A common phrase in 12-step recovery language is “Let Go and Let God” (another word that is sometimes used is surrender). There are boatloads of links out there that can illustrate what this can look like, for both those who struggle with addiction and those who love those who are addicted. (A good example of an article for loved ones of addicts is here.)
For today, though, here are a few links from LDS wives of men who struggle with pornography addiction, sharing some glimpses of what letting go looks and feels like for them right now.
I thought about what was important in my life. I thought about the distractions. I said to myself, “I will eliminate the distractions.” Immediately, the thought came to me, “No, I will let them go.” It was such a simple yet peaceful difference. Elimination sounded harsh and difficult. Letting go sounded calming and uplifting and easy.
Let them go.
It is one thing to say, “I am detaching. I will not do x, y, z, anymore! I will not!!!!” And another entirely to DO it. It is one thing to say, “I will not let this consume me. I am letting go. I am done!” and something entirely different to actually LET go.
Yes, I have had good moments and I like to believe that I have been taking steps in the right direction, but after 6 months of turmoil, the past two days, I am feeling something MORE.
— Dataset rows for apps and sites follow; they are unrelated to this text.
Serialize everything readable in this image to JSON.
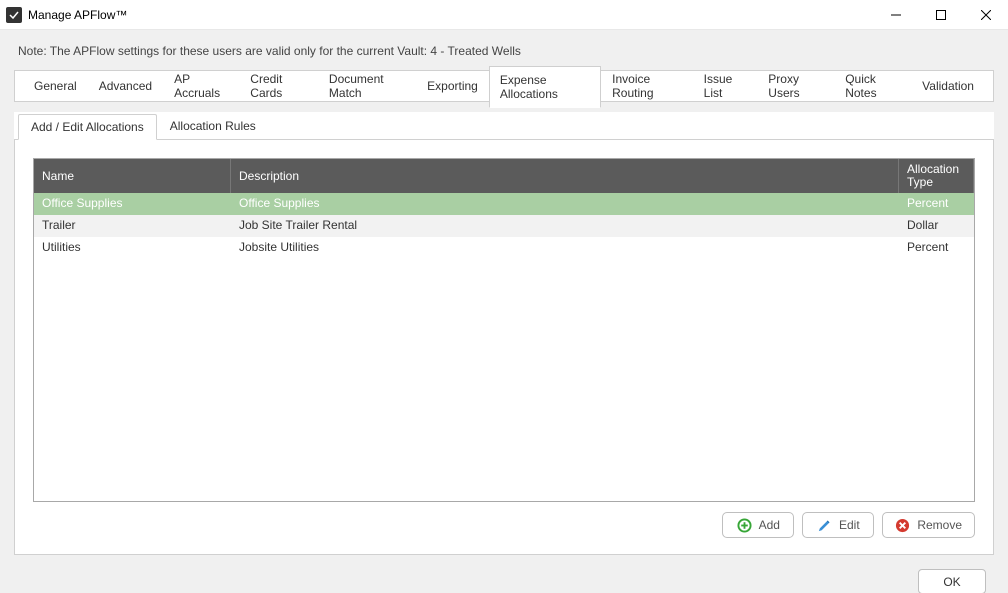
{
  "window": {
    "title": "Manage APFlow™"
  },
  "note": "Note:  The APFlow settings for these users are valid only for the current Vault: 4 - Treated Wells",
  "mainTabs": [
    {
      "label": "General"
    },
    {
      "label": "Advanced"
    },
    {
      "label": "AP Accruals"
    },
    {
      "label": "Credit Cards"
    },
    {
      "label": "Document Match"
    },
    {
      "label": "Exporting"
    },
    {
      "label": "Expense Allocations",
      "active": true
    },
    {
      "label": "Invoice Routing"
    },
    {
      "label": "Issue List"
    },
    {
      "label": "Proxy Users"
    },
    {
      "label": "Quick Notes"
    },
    {
      "label": "Validation"
    }
  ],
  "subTabs": [
    {
      "label": "Add / Edit Allocations",
      "active": true
    },
    {
      "label": "Allocation Rules"
    }
  ],
  "grid": {
    "columns": {
      "name": "Name",
      "description": "Description",
      "type": "Allocation Type"
    },
    "rows": [
      {
        "name": "Office Supplies",
        "description": "Office Supplies",
        "type": "Percent",
        "selected": true
      },
      {
        "name": "Trailer",
        "description": "Job Site Trailer Rental",
        "type": "Dollar",
        "alt": true
      },
      {
        "name": "Utilities",
        "description": "Jobsite Utilities",
        "type": "Percent"
      }
    ]
  },
  "buttons": {
    "add": "Add",
    "edit": "Edit",
    "remove": "Remove",
    "ok": "OK"
  }
}
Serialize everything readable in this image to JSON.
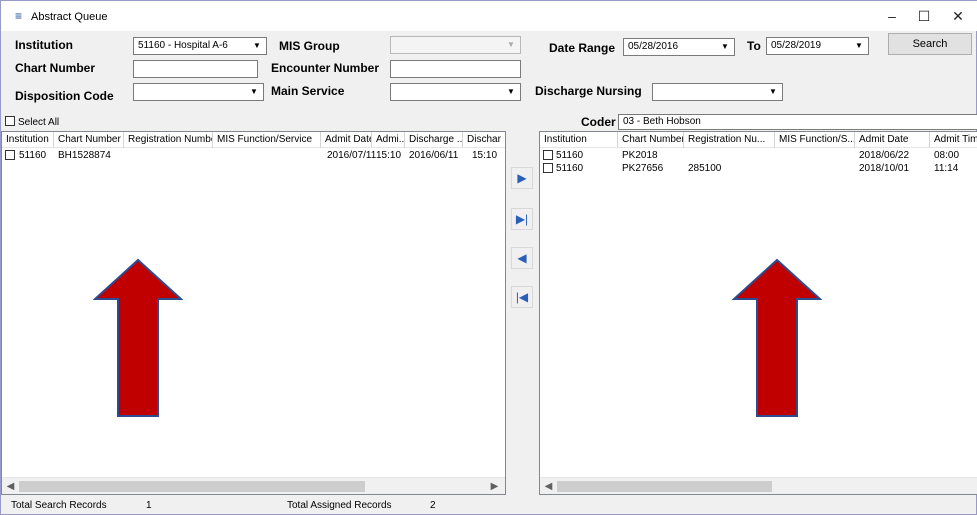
{
  "window": {
    "title": "Abstract Queue",
    "minimize": "–",
    "maximize": "☐",
    "close": "✕"
  },
  "form": {
    "institution_label": "Institution",
    "institution_value": "51160 - Hospital A-6",
    "mis_group_label": "MIS Group",
    "mis_group_value": "",
    "date_range_label": "Date Range",
    "date_from": "05/28/2016",
    "to_label": "To",
    "date_to": "05/28/2019",
    "search_label": "Search",
    "chart_number_label": "Chart Number",
    "chart_number_value": "",
    "encounter_number_label": "Encounter Number",
    "encounter_number_value": "",
    "disposition_code_label": "Disposition Code",
    "disposition_code_value": "",
    "main_service_label": "Main Service",
    "main_service_value": "",
    "discharge_nursing_label": "Discharge Nursing",
    "discharge_nursing_value": "",
    "coder_label": "Coder",
    "coder_value": "03 - Beth Hobson",
    "select_all_label": "Select All"
  },
  "left_list": {
    "columns": [
      "Institution",
      "Chart Number",
      "Registration Number",
      "MIS Function/Service",
      "Admit Date",
      "Admi...",
      "Discharge ...",
      "Dischar"
    ],
    "rows": [
      [
        "51160",
        "BH1528874",
        "",
        "",
        "2016/07/11",
        "15:10",
        "2016/06/11",
        "15:10"
      ]
    ]
  },
  "right_list": {
    "columns": [
      "Institution",
      "Chart Number",
      "Registration Nu...",
      "MIS Function/S...",
      "Admit Date",
      "Admit Time"
    ],
    "rows": [
      [
        "51160",
        "PK2018",
        "",
        "",
        "2018/06/22",
        "08:00"
      ],
      [
        "51160",
        "PK27656",
        "285100",
        "",
        "2018/10/01",
        "11:14"
      ]
    ]
  },
  "move_buttons": {
    "move_right": "▶",
    "move_all_right": "▶|",
    "move_left": "◀",
    "move_all_left": "|◀"
  },
  "status_bar": {
    "total_search_label": "Total Search Records",
    "total_search_value": "1",
    "total_assigned_label": "Total Assigned Records",
    "total_assigned_value": "2"
  },
  "colors": {
    "arrow_fill": "#c00000",
    "arrow_stroke": "#2f4b8f",
    "accent": "#1a4ca0"
  },
  "icons": {
    "menu": "menu-icon",
    "combo": "chevron-down-icon",
    "arrow": "annotation-arrow-up-icon"
  }
}
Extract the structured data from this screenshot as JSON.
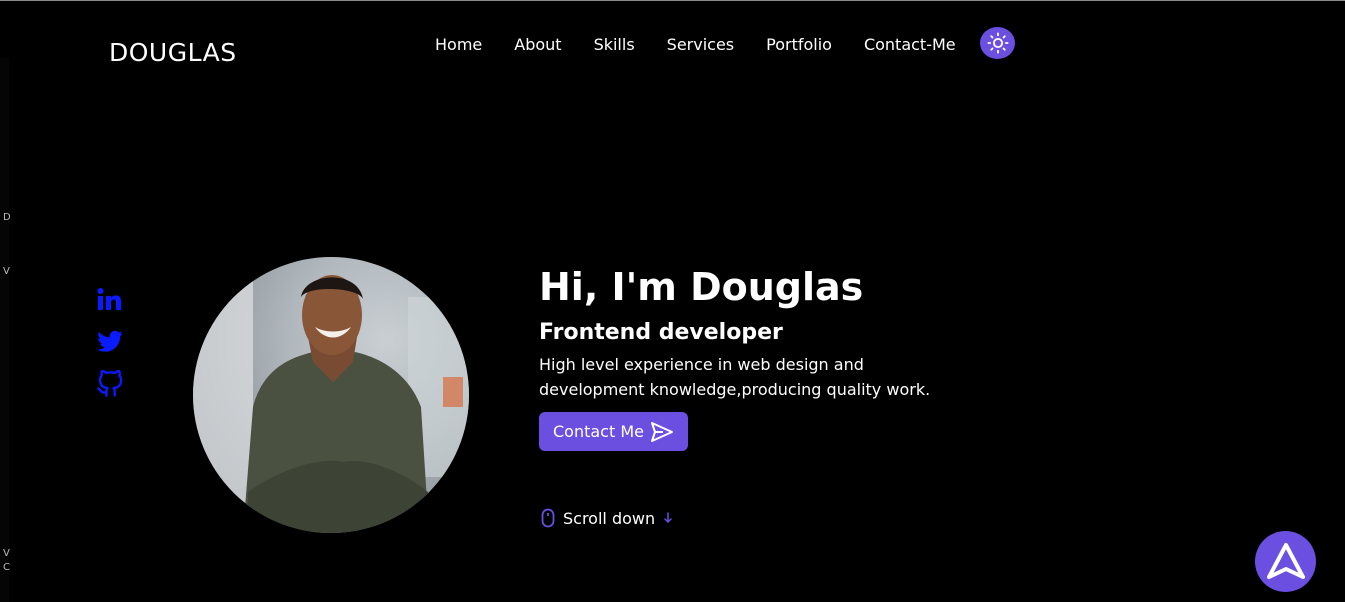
{
  "header": {
    "logo": "DOUGLAS"
  },
  "nav": [
    {
      "label": "Home"
    },
    {
      "label": "About"
    },
    {
      "label": "Skills"
    },
    {
      "label": "Services"
    },
    {
      "label": "Portfolio"
    },
    {
      "label": "Contact-Me"
    }
  ],
  "theme_toggle": {
    "icon": "sun-icon"
  },
  "socials": [
    {
      "icon": "linkedin-icon"
    },
    {
      "icon": "twitter-icon"
    },
    {
      "icon": "github-icon"
    }
  ],
  "hero": {
    "title": "Hi, I'm Douglas",
    "subtitle": "Frontend developer",
    "description": "High level experience in web design and development knowledge,producing quality work.",
    "button_label": "Contact Me",
    "scroll_label": "Scroll down"
  },
  "left_edge_chars": [
    "D",
    "V",
    "V",
    "C"
  ],
  "colors": {
    "accent": "#6a4fe0",
    "social_blue": "#0a1cff",
    "background": "#000000"
  }
}
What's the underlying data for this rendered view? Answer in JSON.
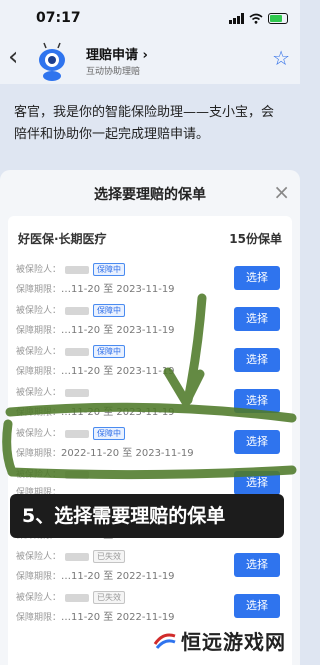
{
  "status": {
    "time": "07:17"
  },
  "header": {
    "back": "‹",
    "title": "理赔申请 ›",
    "subtitle": "互动协助理赔",
    "star": "☆"
  },
  "intro": {
    "message": "客官，我是你的智能保险助理——支小宝，会陪伴和协助你一起完成理赔申请。"
  },
  "sheet": {
    "title": "选择要理赔的保单",
    "close": "×"
  },
  "policy": {
    "name": "好医保·长期医疗",
    "count": "15份保单"
  },
  "labels": {
    "insured": "被保险人：",
    "period": "保障期限：",
    "select": "选择"
  },
  "rows": [
    {
      "status": "保障中",
      "period": "…11-20 至 2023-11-19",
      "lapsed": false
    },
    {
      "status": "保障中",
      "period": "…11-20 至 2023-11-19",
      "lapsed": false
    },
    {
      "status": "保障中",
      "period": "…11-20 至 2023-11-19",
      "lapsed": false
    },
    {
      "status": "",
      "period": "…11-20 至 2023-11-19",
      "lapsed": false
    },
    {
      "status": "保障中",
      "period": "2022-11-20 至 2023-11-19",
      "lapsed": false
    },
    {
      "status": "",
      "period": "",
      "lapsed": false
    },
    {
      "status": "",
      "period": "…11-20 至 2022-11-19",
      "lapsed": false
    },
    {
      "status": "已失效",
      "period": "…11-20 至 2022-11-19",
      "lapsed": true
    },
    {
      "status": "已失效",
      "period": "…11-20 至 2022-11-19",
      "lapsed": true
    }
  ],
  "caption": "5、选择需要理赔的保单",
  "watermark": {
    "text": "恒远游戏网"
  },
  "colors": {
    "accent": "#2f74ee",
    "scribble": "#4f7a2a",
    "caption_bg": "#1c1c1c"
  },
  "icons": [
    "back-arrow-icon",
    "robot-avatar-icon",
    "star-icon",
    "close-icon",
    "wifi-icon",
    "signal-icon",
    "battery-icon"
  ]
}
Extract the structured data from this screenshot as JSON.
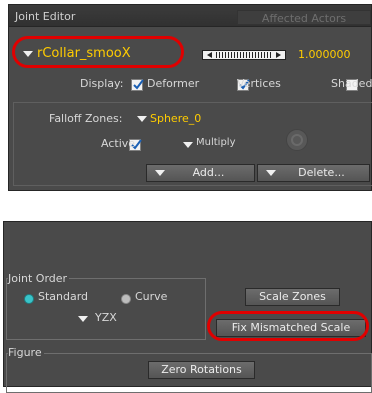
{
  "joint_editor": {
    "title": "Joint Editor",
    "tab_affected_actors": "Affected Actors",
    "joint_name": "rCollar_smooX",
    "scale_value": "1.000000",
    "display_label": "Display:",
    "deformer_label": "Deformer",
    "vertices_label": "Vertices",
    "shaded_label": "Shaded",
    "falloff_zones_label": "Falloff Zones:",
    "falloff_zone_value": "Sphere_0",
    "active_label": "Active",
    "multiply_label": "Multiply",
    "add_label": "Add...",
    "delete_label": "Delete...",
    "deformer_checked": true,
    "vertices_checked": true,
    "shaded_checked": false,
    "active_checked": true
  },
  "lower_panel": {
    "joint_order_label": "Joint Order",
    "standard_label": "Standard",
    "curve_label": "Curve",
    "order_value": "YZX",
    "scale_zones_label": "Scale Zones",
    "fix_mismatched_scale_label": "Fix Mismatched Scale",
    "figure_label": "Figure",
    "zero_rotations_label": "Zero Rotations",
    "selected_order_mode": "Standard"
  },
  "colors": {
    "highlight_ring": "#e00000",
    "joint_name_text": "#ffcc00",
    "panel_bg": "#4a4a4a"
  }
}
Yesterday I read a post on Dan’s blog that said, “…I realize that one thing satan never does is give me a feeling of peace.” As I read that, I strongly felt the Spirit confirming the truth of those words to my heart. No, indeed. Satan does not give us peace. He cannot give us peace. We feel confusion and rationalization and excuses and blame and a million other things, but never peace. Who DOES give us peace? The Savior taught in John 14:27: “Peace I leave with you, my peace I give unto you: not as the world giveth, give I unto you. Let not your heart be troubled, neither let it be afraid.”
Sparrow recently wrote a post about how God can make us enough when we come to realize how much we need His help. She quotes the words of a song by Matthew West called “Strong Enough,” some of which are posted below:
You must think I’m strong
To give me what I’m going through
Well, forgive me
Forgive me if I’m wrong
But this looks like more than I can do
On my own
I know I’m not strong enough to be
everything that I’m supposed to be
I give up
I’m not strong enough
Hands of mercy won’t you cover me
Lord right now I’m asking you to be
For the both of us
Maybe that’s the point
To reach the point of giving up
Cause when I’m finally
Finally at rock bottom
Well, that’s when I start looking up
And reaching out
Here’s a past post by Jane that captures some similar sentiments:
I know I don’t worry about when the next bomb will drop anymore because I’ve let go of my fears about how badly that will hurt. I know I will be disappointed and hurt, but I also know that I don’t need to have anxiety about it. I can cope with disappointment and hurt, I have faith that I will be taken care of by a loving Savior and Heavenly Father. And I don’t mean they will care for me by curing my husband, they will care for me by giving me an endowment of strength and peace during those difficult moments.
And here’s one more thought from a mother of an addict (in this case, the addiction was to drugs and alcohol):
I thought about an analogy that seemed to fit my life. The analogy compares our lives to a tandem bike ride. Many times, I had placed the Lord in the back seat while I pedaled in front, blindly crashing into every obstacle and pleading for Him to pedal harder. But if I would let Christ sit in the driver’s seat, He would know the way and steer me safely through danger and tough patches. I just have to pedal the best I can and if I get tired, He will give me refreshment.
I finally realized what it meant to “give it to God.” I felt overwhelmed with a sense of His love for me and for my son. My fear and anxiety gave way to peace and trust in the Savior. My burdens were truly made light—something I didn’t think was possible.